[[ Task material, beginning ]]

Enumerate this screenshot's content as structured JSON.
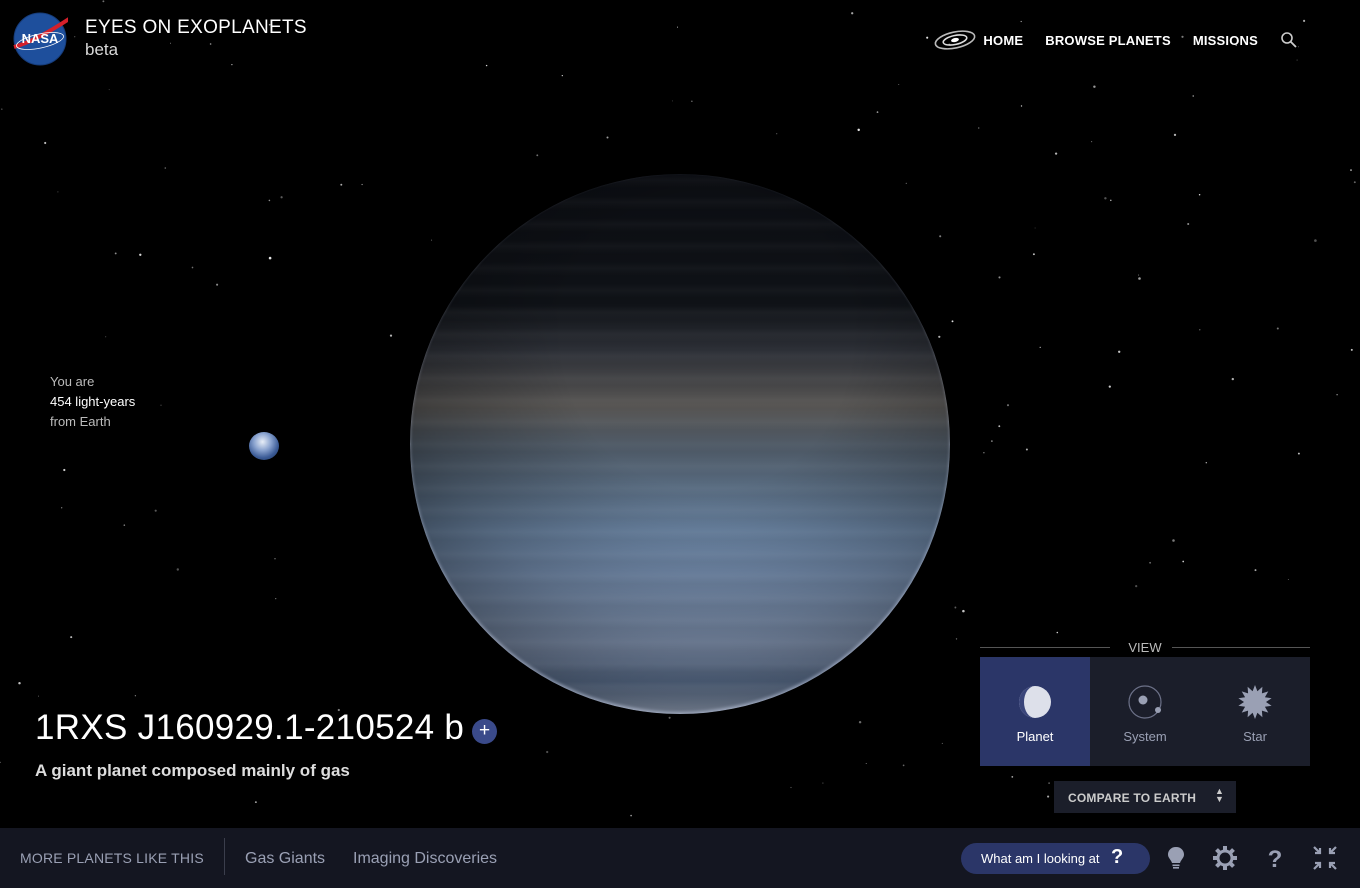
{
  "header": {
    "logo_text": "NASA",
    "title": "EYES ON EXOPLANETS",
    "subtitle": "beta"
  },
  "nav": {
    "items": [
      {
        "label": "HOME"
      },
      {
        "label": "BROWSE PLANETS"
      },
      {
        "label": "MISSIONS"
      }
    ],
    "icons": [
      "galaxy-icon",
      "search-icon"
    ]
  },
  "distance": {
    "prefix": "You are",
    "value": "454 light-years",
    "suffix": "from Earth"
  },
  "planet": {
    "name": "1RXS J160929.1-210524 b",
    "description": "A giant planet composed mainly of gas",
    "add_label": "+"
  },
  "view": {
    "heading": "VIEW",
    "options": [
      {
        "label": "Planet",
        "icon": "planet-icon",
        "active": true
      },
      {
        "label": "System",
        "icon": "system-icon",
        "active": false
      },
      {
        "label": "Star",
        "icon": "star-icon",
        "active": false
      }
    ]
  },
  "compare": {
    "label": "COMPARE TO EARTH"
  },
  "footer": {
    "more_label": "MORE PLANETS LIKE THIS",
    "categories": [
      {
        "label": "Gas Giants"
      },
      {
        "label": "Imaging Discoveries"
      }
    ],
    "what_label": "What am I looking at",
    "what_icon": "?",
    "icons": [
      "lightbulb-icon",
      "gear-icon",
      "help-icon",
      "fullscreen-icon"
    ]
  },
  "colors": {
    "accent": "#2b3668",
    "panel": "#1b1e2a",
    "footer_bg": "#141621",
    "muted_text": "#9aa0b4"
  }
}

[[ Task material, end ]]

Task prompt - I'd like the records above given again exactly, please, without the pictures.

Result for this task -
Enumerate this screenshot's content as structured JSON.
{
  "header": {
    "logo_text": "NASA",
    "title": "EYES ON EXOPLANETS",
    "subtitle": "beta"
  },
  "nav": {
    "items": [
      {
        "label": "HOME"
      },
      {
        "label": "BROWSE PLANETS"
      },
      {
        "label": "MISSIONS"
      }
    ],
    "icons": [
      "galaxy-icon",
      "search-icon"
    ]
  },
  "distance": {
    "prefix": "You are",
    "value": "454 light-years",
    "suffix": "from Earth"
  },
  "planet": {
    "name": "1RXS J160929.1-210524 b",
    "description": "A giant planet composed mainly of gas",
    "add_label": "+"
  },
  "view": {
    "heading": "VIEW",
    "options": [
      {
        "label": "Planet",
        "icon": "planet-icon",
        "active": true
      },
      {
        "label": "System",
        "icon": "system-icon",
        "active": false
      },
      {
        "label": "Star",
        "icon": "star-icon",
        "active": false
      }
    ]
  },
  "compare": {
    "label": "COMPARE TO EARTH"
  },
  "footer": {
    "more_label": "MORE PLANETS LIKE THIS",
    "categories": [
      {
        "label": "Gas Giants"
      },
      {
        "label": "Imaging Discoveries"
      }
    ],
    "what_label": "What am I looking at",
    "what_icon": "?",
    "icons": [
      "lightbulb-icon",
      "gear-icon",
      "help-icon",
      "fullscreen-icon"
    ]
  },
  "colors": {
    "accent": "#2b3668",
    "panel": "#1b1e2a",
    "footer_bg": "#141621",
    "muted_text": "#9aa0b4"
  }
}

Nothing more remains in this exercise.